For example, if there are specialist skills needed then you might want to think about a strategy for finding the right person, if not and you just need general help then it might be easier to publicise your role using social media and local press.
3. Interview potential candidates
Get your potential candidates in to see if they’re a match for you, but also if your role is the right job for them too. Interviews are a great way to judge chemistry and find out a bit more about the person – it might just be you two together five days a week after all!
Go into the interview with a broad range of questions to find out about their previous experience and what they can bring to your workplace.
4. Ensure they’re eligible to work
You might need to double check that your potential employee is allowed to work in the UK. This Government website will help you to do this as it can be quite complicated as there are particular documents involved.
5. Take care of the paperwork
There are some final checks you’ll need to do before offering the job. Roles that involve children or those with health issues will require a Disclosure and Barring Service (DBS) check.
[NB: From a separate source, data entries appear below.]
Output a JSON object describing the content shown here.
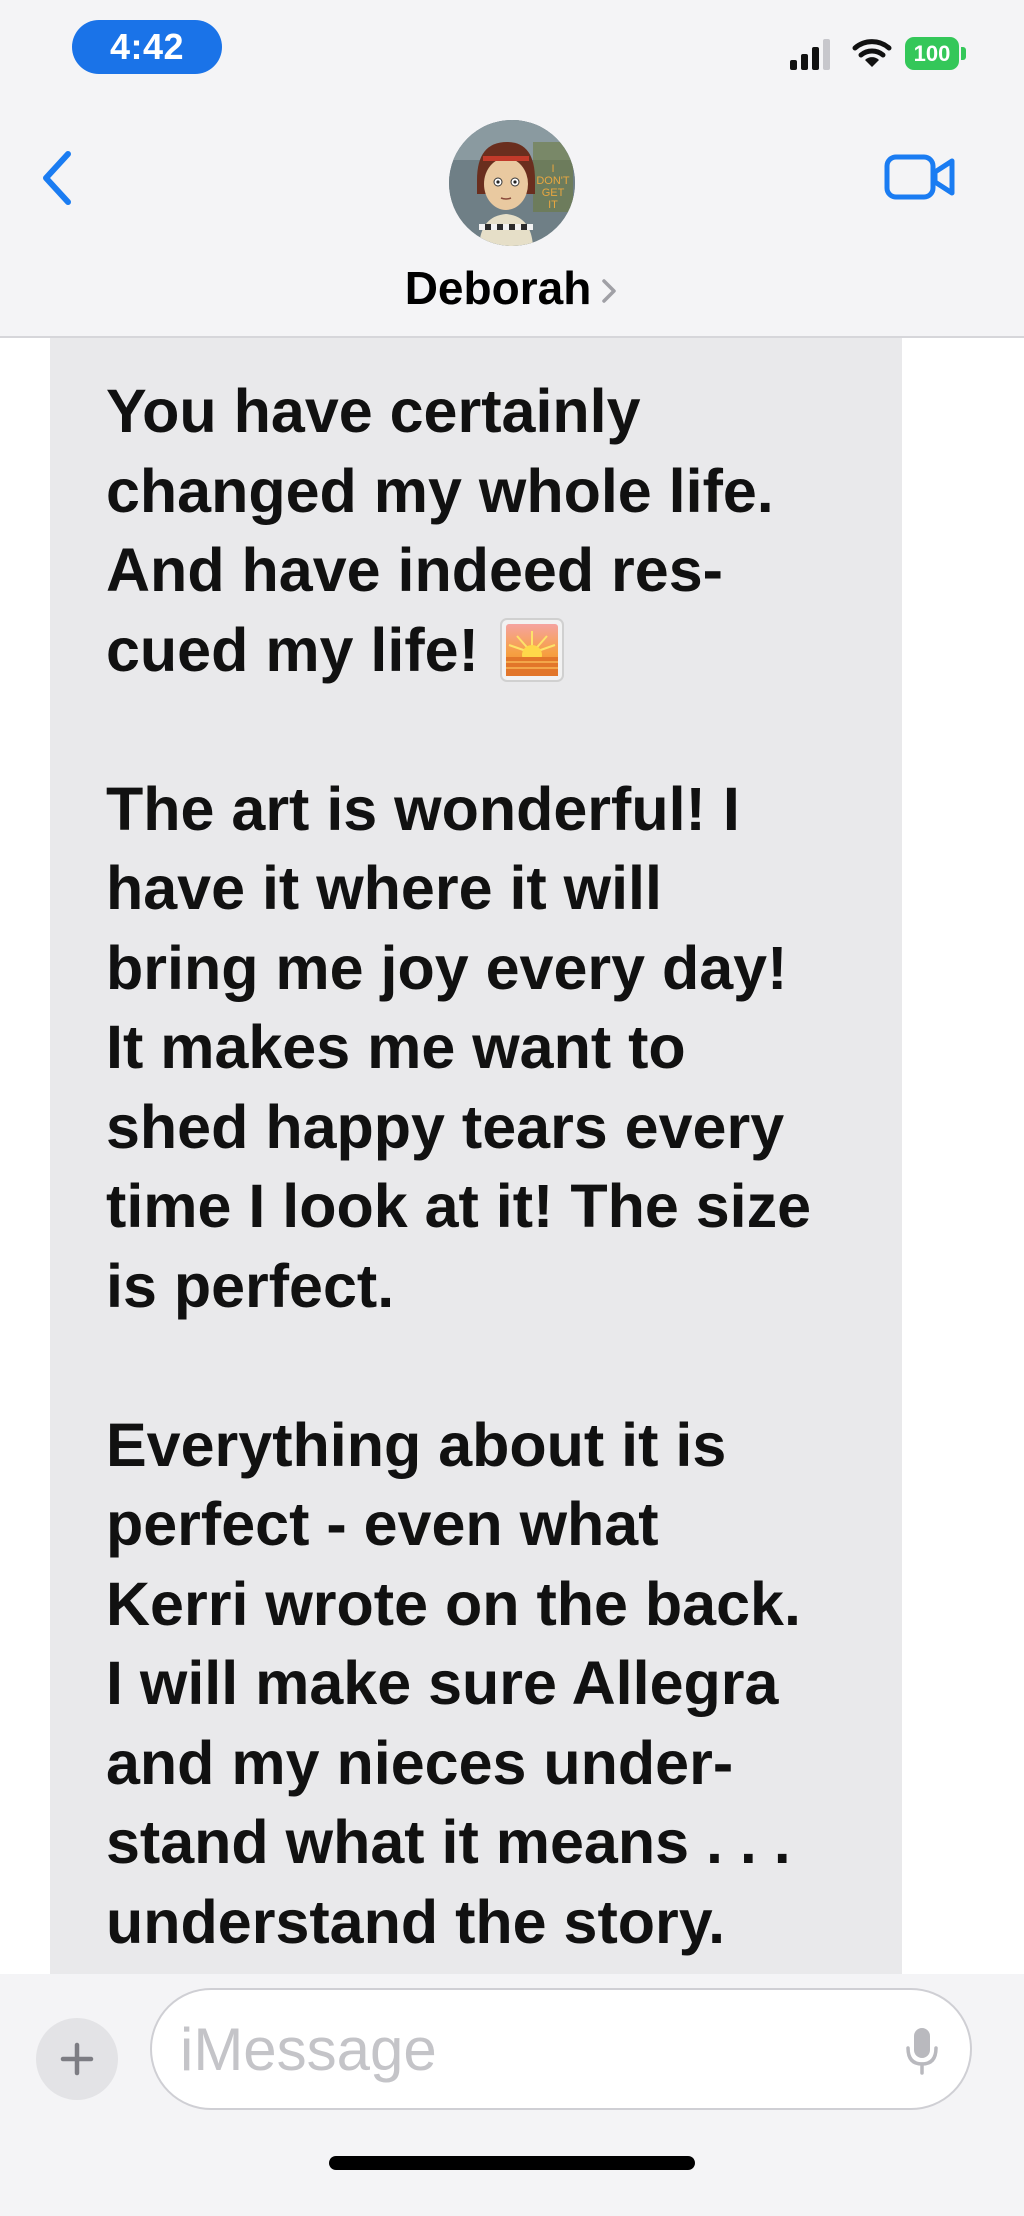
{
  "status_bar": {
    "time": "4:42",
    "battery": "100",
    "time_pill_color": "#1a73e8",
    "battery_color": "#34c759"
  },
  "header": {
    "contact_name": "Deborah",
    "back_icon": "chevron-left-icon",
    "video_icon": "video-camera-icon",
    "accent_color": "#1a7cf2"
  },
  "message": {
    "bubble_color": "#e9e9eb",
    "emoji": "sunrise-emoji",
    "lines": [
      "You have certainly",
      "changed my whole life.",
      "And have indeed res-",
      "cued my life!",
      "",
      "The art is wonderful! I",
      "have it where it will",
      "bring me joy every day!",
      "It makes me want to",
      "shed happy tears every",
      "time I look at it! The size",
      "is perfect.",
      "",
      "Everything about it is",
      "perfect - even what",
      "Kerri wrote on the back.",
      "I will make sure Allegra",
      "and my nieces under-",
      "stand what it means . . .",
      "understand the story."
    ]
  },
  "input_bar": {
    "placeholder": "iMessage",
    "plus_icon": "plus-icon",
    "mic_icon": "microphone-icon"
  }
}
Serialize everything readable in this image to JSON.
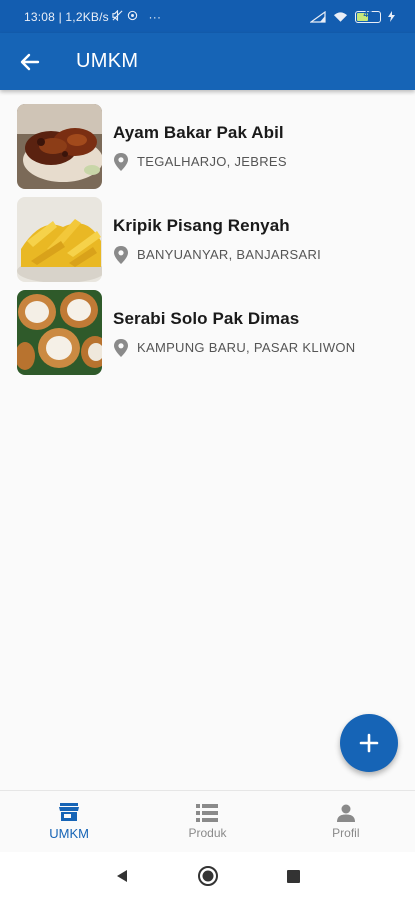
{
  "status_bar": {
    "time_net": "13:08 | 1,2KB/s",
    "more": "···",
    "battery": "48"
  },
  "app_bar": {
    "title": "UMKM",
    "back_icon": "arrow-left-icon"
  },
  "items": [
    {
      "name": "Ayam Bakar Pak Abil",
      "address": "TEGALHARJO, JEBRES",
      "image": "grilled-chicken-photo"
    },
    {
      "name": "Kripik Pisang Renyah",
      "address": "BANYUANYAR, BANJARSARI",
      "image": "banana-chips-photo"
    },
    {
      "name": "Serabi Solo Pak Dimas",
      "address": "KAMPUNG BARU, PASAR KLIWON",
      "image": "serabi-pancake-photo"
    }
  ],
  "fab": {
    "icon": "plus-icon"
  },
  "bottom_nav": [
    {
      "label": "UMKM",
      "icon": "store-icon",
      "active": true
    },
    {
      "label": "Produk",
      "icon": "list-icon",
      "active": false
    },
    {
      "label": "Profil",
      "icon": "person-icon",
      "active": false
    }
  ],
  "colors": {
    "primary": "#1664b6",
    "status_bar": "#135db0",
    "inactive": "#8a8a8a"
  }
}
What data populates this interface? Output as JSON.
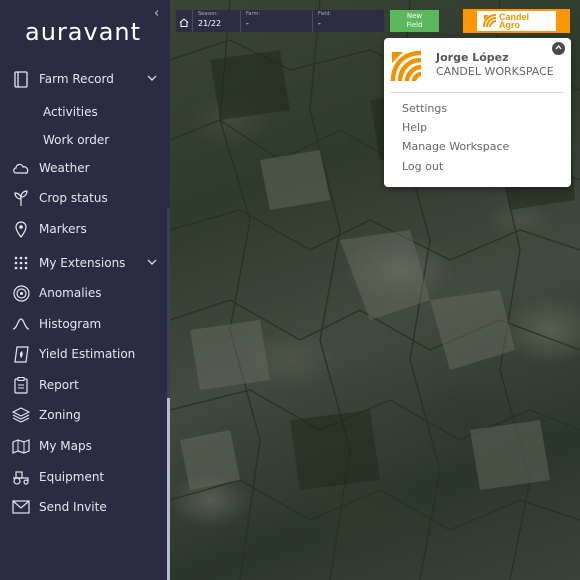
{
  "sidebar": {
    "logo": "auravant",
    "collapse_icon": "‹",
    "items": [
      {
        "label": "Farm Record",
        "icon": "notebook-icon"
      },
      {
        "label": "Weather",
        "icon": "cloud-icon"
      },
      {
        "label": "Crop status",
        "icon": "plant-icon"
      },
      {
        "label": "Markers",
        "icon": "pin-icon"
      },
      {
        "label": "My Extensions",
        "icon": "grid-icon"
      },
      {
        "label": "Anomalies",
        "icon": "target-icon"
      },
      {
        "label": "Histogram",
        "icon": "bell-curve-icon"
      },
      {
        "label": "Yield Estimation",
        "icon": "yield-icon"
      },
      {
        "label": "Report",
        "icon": "clipboard-icon"
      },
      {
        "label": "Zoning",
        "icon": "layers-icon"
      },
      {
        "label": "My Maps",
        "icon": "map-icon"
      },
      {
        "label": "Equipment",
        "icon": "tractor-icon"
      },
      {
        "label": "Send Invite",
        "icon": "envelope-icon"
      }
    ],
    "farm_record_sub": [
      "Activities",
      "Work order"
    ]
  },
  "topbar": {
    "season_label": "Season:",
    "season_value": "21/22",
    "farm_label": "Farm:",
    "farm_value": "-",
    "field_label": "Field:",
    "field_value": "-",
    "new_field_line1": "New",
    "new_field_line2": "Field",
    "brand_line1": "Candel",
    "brand_line2": "Agro",
    "brand_color": "#ff9800",
    "new_field_color": "#5cb85c"
  },
  "dropdown": {
    "name": "Jorge López",
    "workspace": "CANDEL WORKSPACE",
    "items": [
      "Settings",
      "Help",
      "Manage Workspace",
      "Log out"
    ]
  }
}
Find out more about the checks employers can make on job applicants.
DON’T FORGET: You’ll need to comply with data protection regulations whilst you’re managing your potential staff’s details. Read more about them here.
6. Register as an employer
Once you’ve offered your new member of staff the role and they’ve accepted, you’ll need to make sure you’re registered as an employer. You may have already done this for yourself if you’re the director of a limited company, but you must make sure you’re registered before their first pay day.
7. Get insurance
It’s a legal requirement in the UK to have employers’ liability insurance if you have any staff. This will help you to cover the financial consequences should they become ill or injured whilst at work.
Find out more about employers’ liability insurance.
8. Make sure working arrangements are in place
Once everything else is in place, you just need to make sure you’ve accounted for things like policies and procedures in the workplace, making sure you can provide the right holiday allowances, maternity or paternity and even flexible working arrangements for carers or parents.
Now you can continue to grow your business – how exciting!